However, the heavy-handed way in which the outgoing FSA recently dealt with Prudential’s failure to be “open and co-operative” in its planned acquisition of AIA, casts doubt on how cosy this relationship will be in practice.

The £30m fine levied by the FSA, as well as its personal censure of Prudential’s CEO, was seen by many as an ill-judged and disproportionate attempt by the watchdog to claw back some credibility in its final days, after repeated failings before and during the financial crisis. More worrying is the FSA’s desire to “send a clear message” with this action, suggesting it could be an indication of the shape of things to come, in spite of Wheatley’s conciliatory rhetoric.

The FCA has been very clear in some areas, such what it expects from those marketing financial products to retail investors; however obligations for regulatory disclosure remain vague. Considering the price Prudential has paid for not adhering to the FSA’s unspecific requirement that it is informed of “anything relating to the firm of which the FSA would reasonably expect notice”, this is a problem.

If the FCA is to be a fair and effective regulator, Wheatley must make good on his promise to take a balanced approach to regulation, providing greater clarity on important issues like disclosure and favouring collaboration over castigation.

Julian Rea
Executive Director

So farewell FSA. Having been at the helm during the most tumultuous period in financial markets for decades, as events threatened to spiral out of control and the edifice of global capitalism rocked on its foundations, the FSA is being scrapped from 1st April. With it legislated out of existence and a new ‘twin peaks’ model creating the Financial Conduct Authority accountable to HMT, and the Prudential Regulatory Authority as a subsidiary of a beefed up Bank of England, what will be the FSA’s legacy given criticism it has faced in the years following the 2007-08 crisis?

Criticism that has been directed at the FSA by some commentators essentially boils down to this: the ‘light-touch’ regulatory model it espoused did not adequately identify or rectify systemic risks in the economy with the result that the banking sector in particular became dangerously overheated, leading to over-leveraging and, in hindsight, hubristic takeovers being left largely (or entirely) unchallenged. The FSA was initially established as a ‘super-regulator’, bringing together multiple smaller ones, and while during the bullish period this worked to a reasonable degree it became quickly apparent that under serious strain its remit simply could not adequately cope, with vital areas falling between the cracks.
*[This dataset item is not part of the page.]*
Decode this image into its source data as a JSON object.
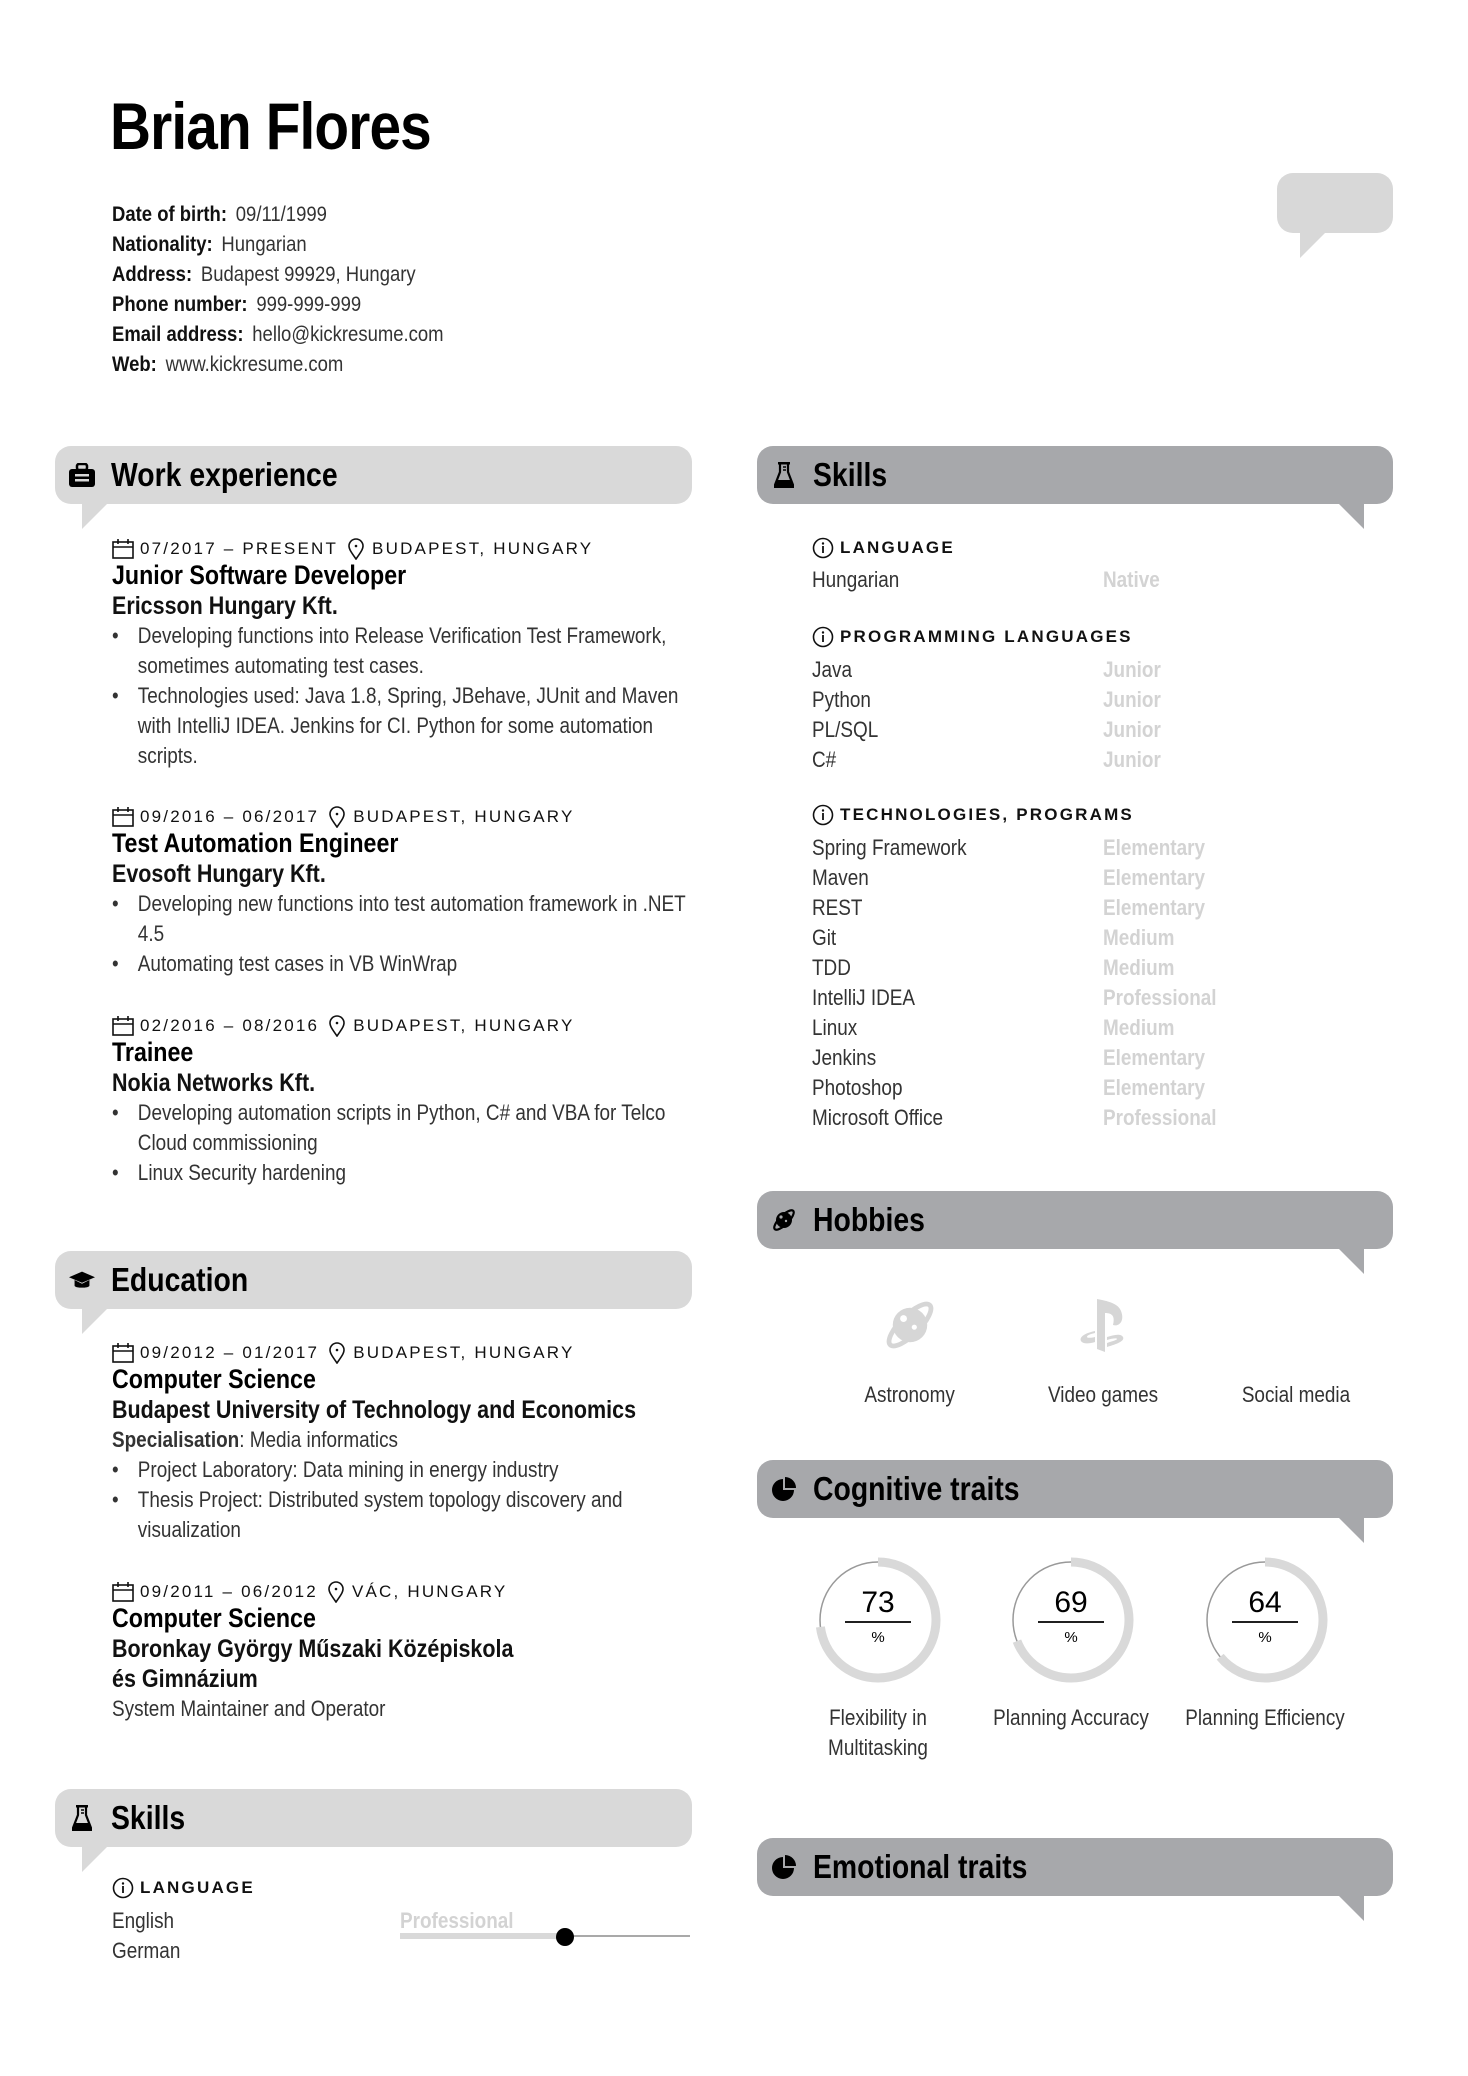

In addition, its broad remit led to resource overstretch as it struggled to get to grips with the new reality of repeated market shocks.  Compounding both of these issues, was its lack of power to act on crucial issues. Defenders of the FSA’s record point to the financial culture of the time in which there was little appetite for anything other than light touch regulation with both government and opposition unwilling to push for tougher action.
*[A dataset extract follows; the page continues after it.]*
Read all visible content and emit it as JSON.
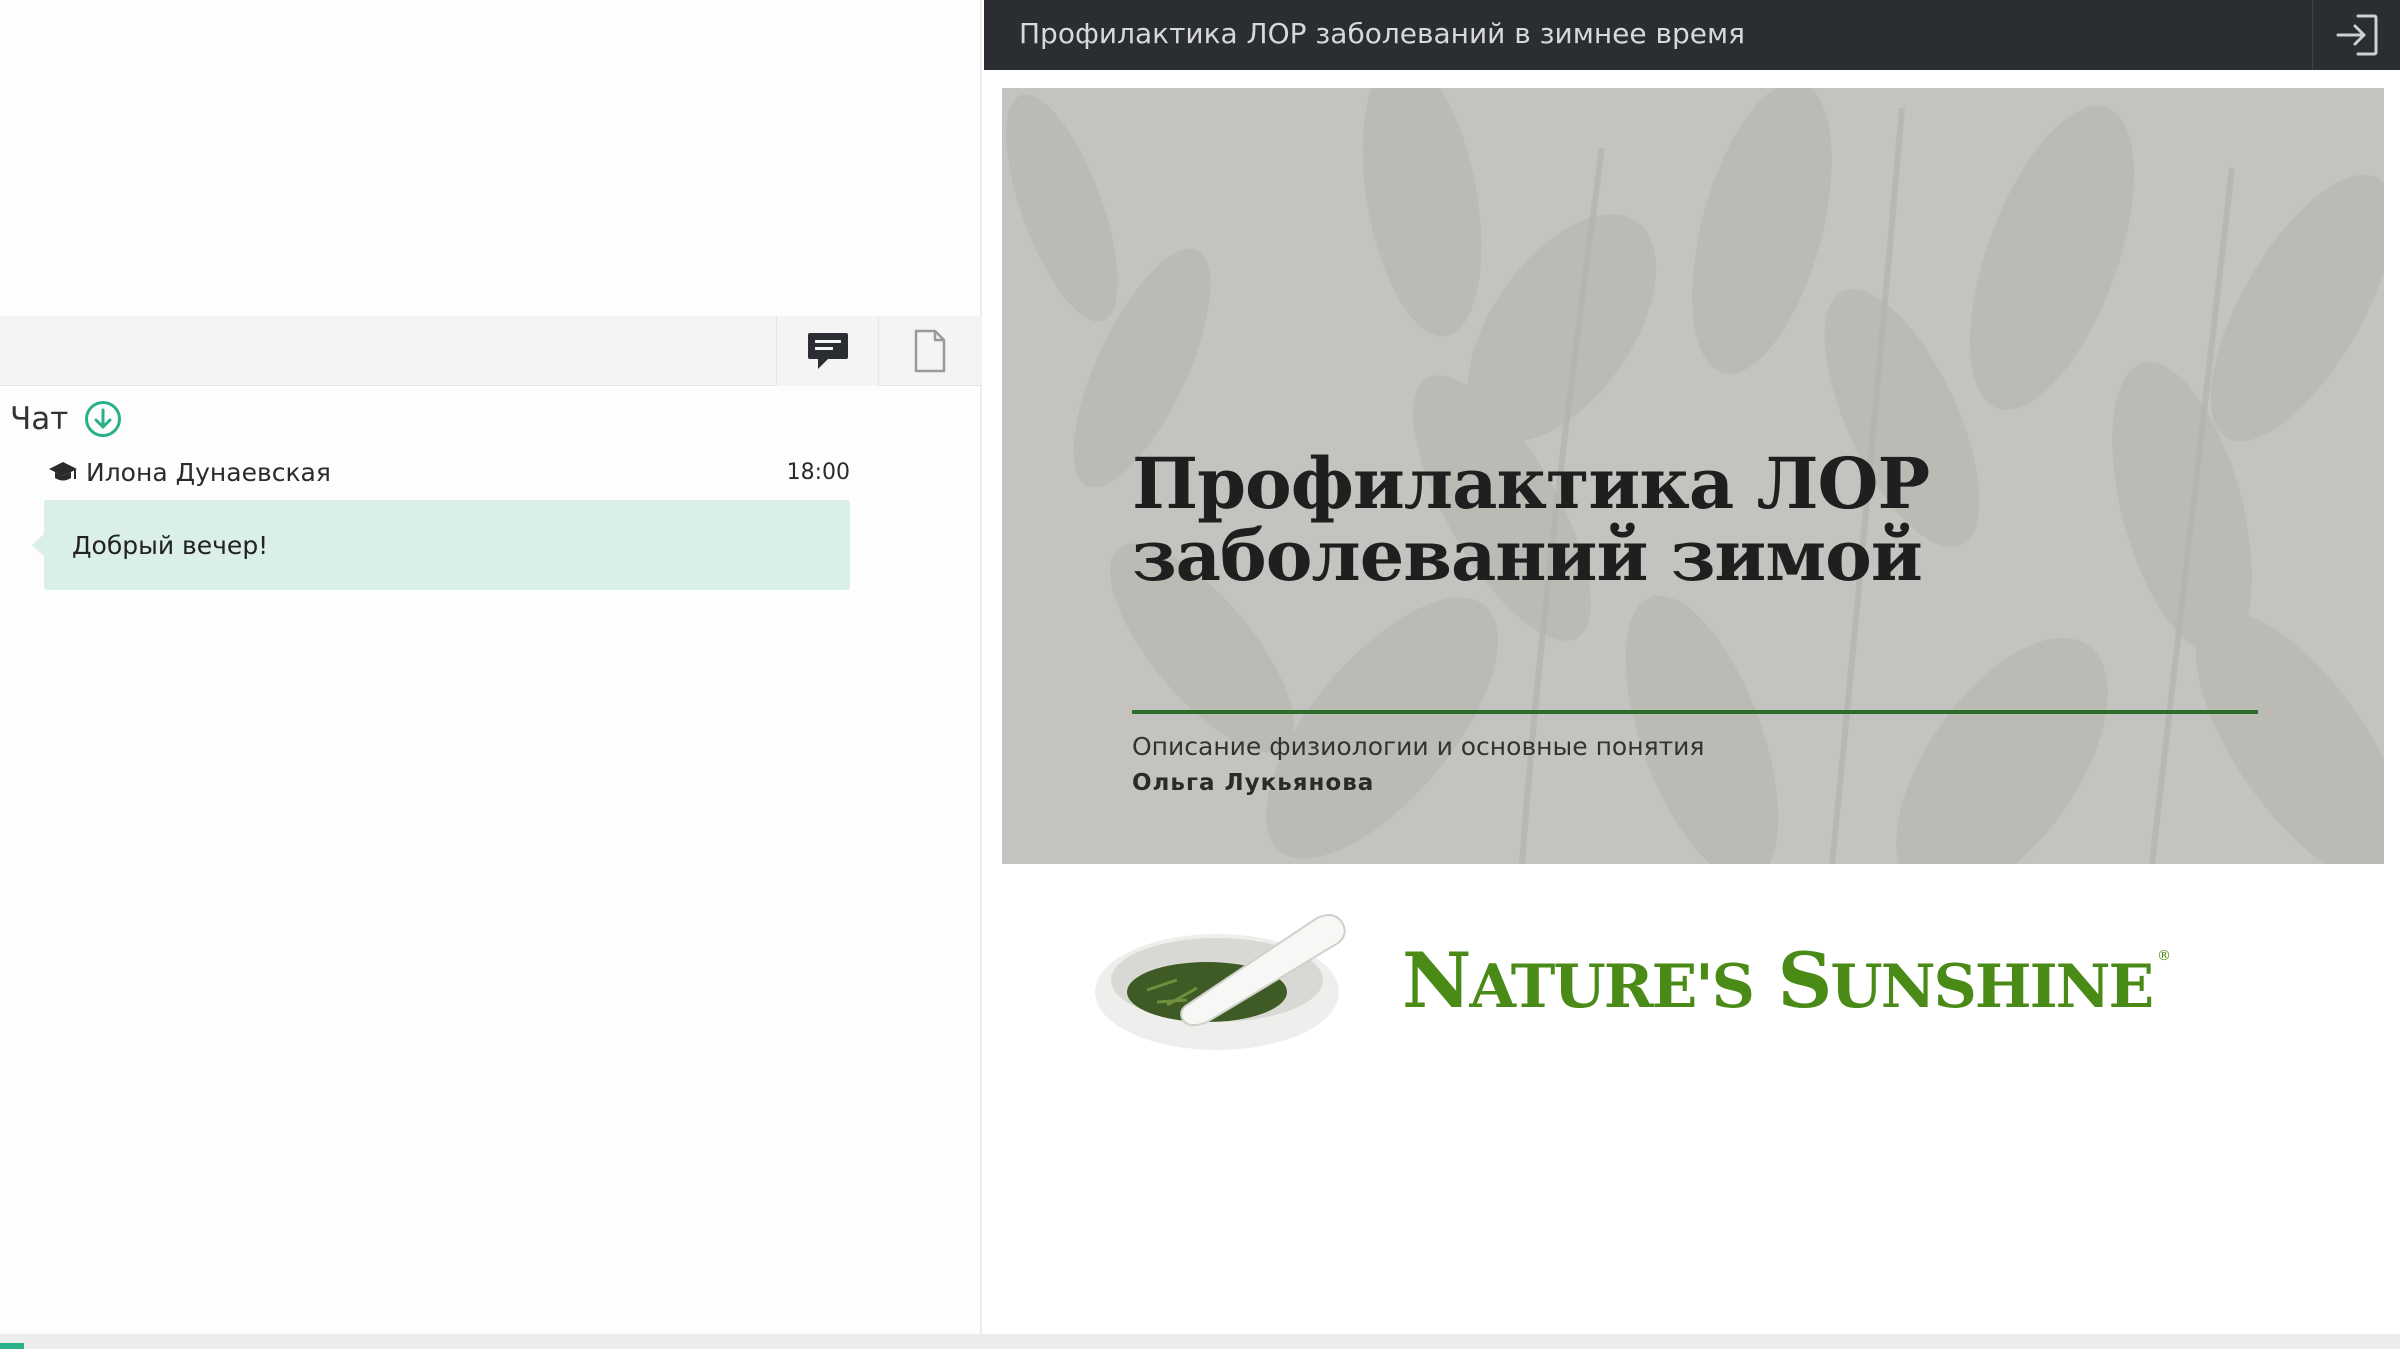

Following the 2008 tempest, the FSA undeniably made strides to counter the perception of its alleged toothlessness  with chairman Lord Turner’s 2009 review accepting that ‘light touch’ had largely not succeeded and that a more holistic approach with an added emphasis on macroeconomics was required to avoid similar crises in the future. The FSA also in the eyes of many at least partially redeemed itself with vigorous action against insider dealing for example.

So what will be the approach under the new ‘twin peaks’ model? Early indications are that more delineated, specialist regulatory bodies will do more to address the practicalities of day-to-day regulatory monitoring while at the same time assessing and addressing systemic risks and structural flaws before they take root (the new Financial Policy Committee has a key role here). It need hardly be said that the effective functioning of the Bank of England in fulfilling its significantly enhanced remit is essential for success.  We look forward to working within the new structure and trust that it will help create a competitive and fair market place for our members’ companies to thrive in as the UK economy continues to strive for recovery.

John Gollifer
General Manager
The IR Society


TUE 12 Feb 2013 2:25 PM
Redesign of air ambulance